GOAL OF THE EXERCISE
Go over the lines below, and when one contains the word "Time", copy it.
# # # # # # #
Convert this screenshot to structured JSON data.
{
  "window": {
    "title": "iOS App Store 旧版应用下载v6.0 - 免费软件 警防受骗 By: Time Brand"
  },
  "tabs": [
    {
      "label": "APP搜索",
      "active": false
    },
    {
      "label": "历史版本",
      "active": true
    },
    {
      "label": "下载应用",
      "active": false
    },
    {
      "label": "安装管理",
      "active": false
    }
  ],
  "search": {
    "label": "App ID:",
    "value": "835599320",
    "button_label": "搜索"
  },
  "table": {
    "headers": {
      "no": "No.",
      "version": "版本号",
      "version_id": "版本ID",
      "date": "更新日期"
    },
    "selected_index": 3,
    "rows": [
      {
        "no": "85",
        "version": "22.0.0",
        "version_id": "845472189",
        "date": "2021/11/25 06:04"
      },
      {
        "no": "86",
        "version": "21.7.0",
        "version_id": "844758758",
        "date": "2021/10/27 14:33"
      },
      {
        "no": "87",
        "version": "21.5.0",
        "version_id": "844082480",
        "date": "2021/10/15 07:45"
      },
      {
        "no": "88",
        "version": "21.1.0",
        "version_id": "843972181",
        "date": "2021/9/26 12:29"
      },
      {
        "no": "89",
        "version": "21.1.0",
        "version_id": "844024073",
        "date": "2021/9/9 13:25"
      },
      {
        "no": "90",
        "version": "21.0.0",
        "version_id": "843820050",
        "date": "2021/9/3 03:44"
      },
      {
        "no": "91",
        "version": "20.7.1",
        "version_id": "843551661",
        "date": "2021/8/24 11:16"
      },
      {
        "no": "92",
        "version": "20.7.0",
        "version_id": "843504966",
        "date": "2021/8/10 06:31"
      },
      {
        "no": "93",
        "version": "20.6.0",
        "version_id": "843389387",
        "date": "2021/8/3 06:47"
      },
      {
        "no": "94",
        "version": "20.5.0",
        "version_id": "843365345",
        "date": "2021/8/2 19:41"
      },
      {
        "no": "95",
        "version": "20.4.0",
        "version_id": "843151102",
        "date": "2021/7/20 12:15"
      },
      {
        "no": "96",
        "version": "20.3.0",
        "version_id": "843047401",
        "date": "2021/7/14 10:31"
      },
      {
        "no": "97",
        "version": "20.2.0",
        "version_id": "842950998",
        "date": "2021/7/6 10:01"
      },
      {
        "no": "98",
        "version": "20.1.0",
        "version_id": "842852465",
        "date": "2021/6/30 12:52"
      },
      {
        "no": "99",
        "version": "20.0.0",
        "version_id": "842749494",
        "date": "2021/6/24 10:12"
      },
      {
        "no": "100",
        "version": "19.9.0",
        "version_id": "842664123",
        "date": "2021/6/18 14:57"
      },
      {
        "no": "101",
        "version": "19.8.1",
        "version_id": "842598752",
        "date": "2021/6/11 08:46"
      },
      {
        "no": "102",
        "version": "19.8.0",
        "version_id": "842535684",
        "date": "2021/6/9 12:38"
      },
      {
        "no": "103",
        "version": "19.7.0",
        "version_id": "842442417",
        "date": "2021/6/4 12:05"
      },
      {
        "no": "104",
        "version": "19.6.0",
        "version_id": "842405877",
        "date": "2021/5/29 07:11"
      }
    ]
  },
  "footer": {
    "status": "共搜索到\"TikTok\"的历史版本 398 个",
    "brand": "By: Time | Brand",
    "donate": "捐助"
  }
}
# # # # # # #
ANSWER SPACE
    "title": "iOS App Store 旧版应用下载v6.0 - 免费软件 警防受骗 By: Time Brand"
    "brand": "By: Time | Brand",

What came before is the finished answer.